**AIM OF THE EXERCISE**
Go over the records and count each line that has the string "headline". Give the number and nothing else.

**Stored data entries**
◆ ◆ ◆ ◆
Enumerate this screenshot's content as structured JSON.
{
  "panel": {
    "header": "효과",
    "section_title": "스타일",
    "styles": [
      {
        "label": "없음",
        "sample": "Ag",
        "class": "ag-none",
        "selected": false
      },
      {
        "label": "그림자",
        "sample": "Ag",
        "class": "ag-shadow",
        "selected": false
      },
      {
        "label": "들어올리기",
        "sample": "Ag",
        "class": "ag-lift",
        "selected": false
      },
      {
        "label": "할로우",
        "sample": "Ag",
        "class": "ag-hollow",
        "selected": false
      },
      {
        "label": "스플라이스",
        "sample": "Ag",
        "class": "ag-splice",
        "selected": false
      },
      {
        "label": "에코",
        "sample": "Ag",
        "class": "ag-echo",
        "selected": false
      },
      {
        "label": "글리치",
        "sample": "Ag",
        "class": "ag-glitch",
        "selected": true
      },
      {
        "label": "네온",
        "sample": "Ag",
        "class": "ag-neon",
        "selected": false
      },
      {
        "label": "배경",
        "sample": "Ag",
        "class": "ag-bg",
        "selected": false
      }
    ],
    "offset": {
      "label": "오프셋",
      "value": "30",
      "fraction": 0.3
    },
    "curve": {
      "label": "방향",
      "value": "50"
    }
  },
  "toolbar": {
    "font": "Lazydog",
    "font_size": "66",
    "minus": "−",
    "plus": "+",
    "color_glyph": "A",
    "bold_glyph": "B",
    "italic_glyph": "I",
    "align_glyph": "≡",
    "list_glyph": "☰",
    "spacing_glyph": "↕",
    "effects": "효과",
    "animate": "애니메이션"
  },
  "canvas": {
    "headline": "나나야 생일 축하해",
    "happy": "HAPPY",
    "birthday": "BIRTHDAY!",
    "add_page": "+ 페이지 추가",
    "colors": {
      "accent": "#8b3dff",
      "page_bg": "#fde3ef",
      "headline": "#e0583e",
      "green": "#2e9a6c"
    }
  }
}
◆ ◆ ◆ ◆
**SOLUTION TO THIS PROBLEM**
2